YOUR GOAL.
Write out every record below exactly, so that nothing differs from what is shown.

Dataset rows for apps and sites:
────────────────────────────────────────

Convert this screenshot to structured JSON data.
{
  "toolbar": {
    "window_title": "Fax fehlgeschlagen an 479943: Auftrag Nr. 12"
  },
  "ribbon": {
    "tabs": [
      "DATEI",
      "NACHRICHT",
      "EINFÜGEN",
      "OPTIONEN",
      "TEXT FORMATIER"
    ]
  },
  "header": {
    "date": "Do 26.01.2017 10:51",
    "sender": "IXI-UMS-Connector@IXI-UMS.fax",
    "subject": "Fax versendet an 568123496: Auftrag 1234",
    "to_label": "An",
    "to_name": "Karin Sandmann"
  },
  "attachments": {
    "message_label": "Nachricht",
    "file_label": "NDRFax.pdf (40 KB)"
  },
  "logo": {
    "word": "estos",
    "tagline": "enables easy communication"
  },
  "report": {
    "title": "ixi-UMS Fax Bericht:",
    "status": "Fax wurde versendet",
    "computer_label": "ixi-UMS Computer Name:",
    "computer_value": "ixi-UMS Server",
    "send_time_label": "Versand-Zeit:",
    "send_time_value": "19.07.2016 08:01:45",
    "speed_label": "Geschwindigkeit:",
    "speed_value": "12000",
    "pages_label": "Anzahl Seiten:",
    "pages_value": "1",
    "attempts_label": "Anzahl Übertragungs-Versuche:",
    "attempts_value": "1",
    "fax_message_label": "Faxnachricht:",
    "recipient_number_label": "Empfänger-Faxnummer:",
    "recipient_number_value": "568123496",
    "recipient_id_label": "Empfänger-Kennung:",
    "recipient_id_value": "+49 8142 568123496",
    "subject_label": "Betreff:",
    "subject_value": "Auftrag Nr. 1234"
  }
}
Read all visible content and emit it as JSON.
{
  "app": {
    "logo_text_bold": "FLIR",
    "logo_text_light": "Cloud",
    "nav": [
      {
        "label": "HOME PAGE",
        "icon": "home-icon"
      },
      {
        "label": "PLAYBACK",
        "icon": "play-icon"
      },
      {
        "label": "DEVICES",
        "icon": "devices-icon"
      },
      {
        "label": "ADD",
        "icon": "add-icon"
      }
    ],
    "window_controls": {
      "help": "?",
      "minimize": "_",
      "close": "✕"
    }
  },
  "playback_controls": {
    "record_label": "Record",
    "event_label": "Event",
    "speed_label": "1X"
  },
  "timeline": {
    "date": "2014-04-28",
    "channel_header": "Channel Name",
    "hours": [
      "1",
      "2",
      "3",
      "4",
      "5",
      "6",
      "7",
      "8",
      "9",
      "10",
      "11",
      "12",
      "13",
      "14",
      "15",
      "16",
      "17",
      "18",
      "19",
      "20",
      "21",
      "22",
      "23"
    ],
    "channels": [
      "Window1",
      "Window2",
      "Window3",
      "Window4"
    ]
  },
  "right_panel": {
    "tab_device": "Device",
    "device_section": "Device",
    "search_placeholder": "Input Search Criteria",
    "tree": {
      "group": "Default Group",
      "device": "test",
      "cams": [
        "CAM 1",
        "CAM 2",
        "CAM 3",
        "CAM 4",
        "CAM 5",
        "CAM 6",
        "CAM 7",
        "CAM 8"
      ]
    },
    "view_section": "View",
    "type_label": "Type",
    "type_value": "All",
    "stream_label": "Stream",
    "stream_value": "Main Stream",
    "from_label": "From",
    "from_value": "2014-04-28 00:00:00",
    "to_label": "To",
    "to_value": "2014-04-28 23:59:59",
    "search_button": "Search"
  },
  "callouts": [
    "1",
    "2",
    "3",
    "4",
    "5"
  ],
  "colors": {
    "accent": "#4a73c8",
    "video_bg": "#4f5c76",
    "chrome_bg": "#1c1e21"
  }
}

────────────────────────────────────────

RESPONSE FOR THIS EXERCISE.
Convert this screenshot to structured JSON data.
{
  "toolbar": {
    "window_title": "Fax fehlgeschlagen an 479943: Auftrag Nr. 12"
  },
  "ribbon": {
    "tabs": [
      "DATEI",
      "NACHRICHT",
      "EINFÜGEN",
      "OPTIONEN",
      "TEXT FORMATIER"
    ]
  },
  "header": {
    "date": "Do 26.01.2017 10:51",
    "sender": "IXI-UMS-Connector@IXI-UMS.fax",
    "subject": "Fax versendet an 568123496: Auftrag 1234",
    "to_label": "An",
    "to_name": "Karin Sandmann"
  },
  "attachments": {
    "message_label": "Nachricht",
    "file_label": "NDRFax.pdf (40 KB)"
  },
  "logo": {
    "word": "estos",
    "tagline": "enables easy communication"
  },
  "report": {
    "title": "ixi-UMS Fax Bericht:",
    "status": "Fax wurde versendet",
    "computer_label": "ixi-UMS Computer Name:",
    "computer_value": "ixi-UMS Server",
    "send_time_label": "Versand-Zeit:",
    "send_time_value": "19.07.2016 08:01:45",
    "speed_label": "Geschwindigkeit:",
    "speed_value": "12000",
    "pages_label": "Anzahl Seiten:",
    "pages_value": "1",
    "attempts_label": "Anzahl Übertragungs-Versuche:",
    "attempts_value": "1",
    "fax_message_label": "Faxnachricht:",
    "recipient_number_label": "Empfänger-Faxnummer:",
    "recipient_number_value": "568123496",
    "recipient_id_label": "Empfänger-Kennung:",
    "recipient_id_value": "+49 8142 568123496",
    "subject_label": "Betreff:",
    "subject_value": "Auftrag Nr. 1234"
  }
}
Read all visible content and emit it as JSON.
{
  "app": {
    "logo_text_bold": "FLIR",
    "logo_text_light": "Cloud",
    "nav": [
      {
        "label": "HOME PAGE",
        "icon": "home-icon"
      },
      {
        "label": "PLAYBACK",
        "icon": "play-icon"
      },
      {
        "label": "DEVICES",
        "icon": "devices-icon"
      },
      {
        "label": "ADD",
        "icon": "add-icon"
      }
    ],
    "window_controls": {
      "help": "?",
      "minimize": "_",
      "close": "✕"
    }
  },
  "playback_controls": {
    "record_label": "Record",
    "event_label": "Event",
    "speed_label": "1X"
  },
  "timeline": {
    "date": "2014-04-28",
    "channel_header": "Channel Name",
    "hours": [
      "1",
      "2",
      "3",
      "4",
      "5",
      "6",
      "7",
      "8",
      "9",
      "10",
      "11",
      "12",
      "13",
      "14",
      "15",
      "16",
      "17",
      "18",
      "19",
      "20",
      "21",
      "22",
      "23"
    ],
    "channels": [
      "Window1",
      "Window2",
      "Window3",
      "Window4"
    ]
  },
  "right_panel": {
    "tab_device": "Device",
    "device_section": "Device",
    "search_placeholder": "Input Search Criteria",
    "tree": {
      "group": "Default Group",
      "device": "test",
      "cams": [
        "CAM 1",
        "CAM 2",
        "CAM 3",
        "CAM 4",
        "CAM 5",
        "CAM 6",
        "CAM 7",
        "CAM 8"
      ]
    },
    "view_section": "View",
    "type_label": "Type",
    "type_value": "All",
    "stream_label": "Stream",
    "stream_value": "Main Stream",
    "from_label": "From",
    "from_value": "2014-04-28 00:00:00",
    "to_label": "To",
    "to_value": "2014-04-28 23:59:59",
    "search_button": "Search"
  },
  "callouts": [
    "1",
    "2",
    "3",
    "4",
    "5"
  ],
  "colors": {
    "accent": "#4a73c8",
    "video_bg": "#4f5c76",
    "chrome_bg": "#1c1e21"
  }
}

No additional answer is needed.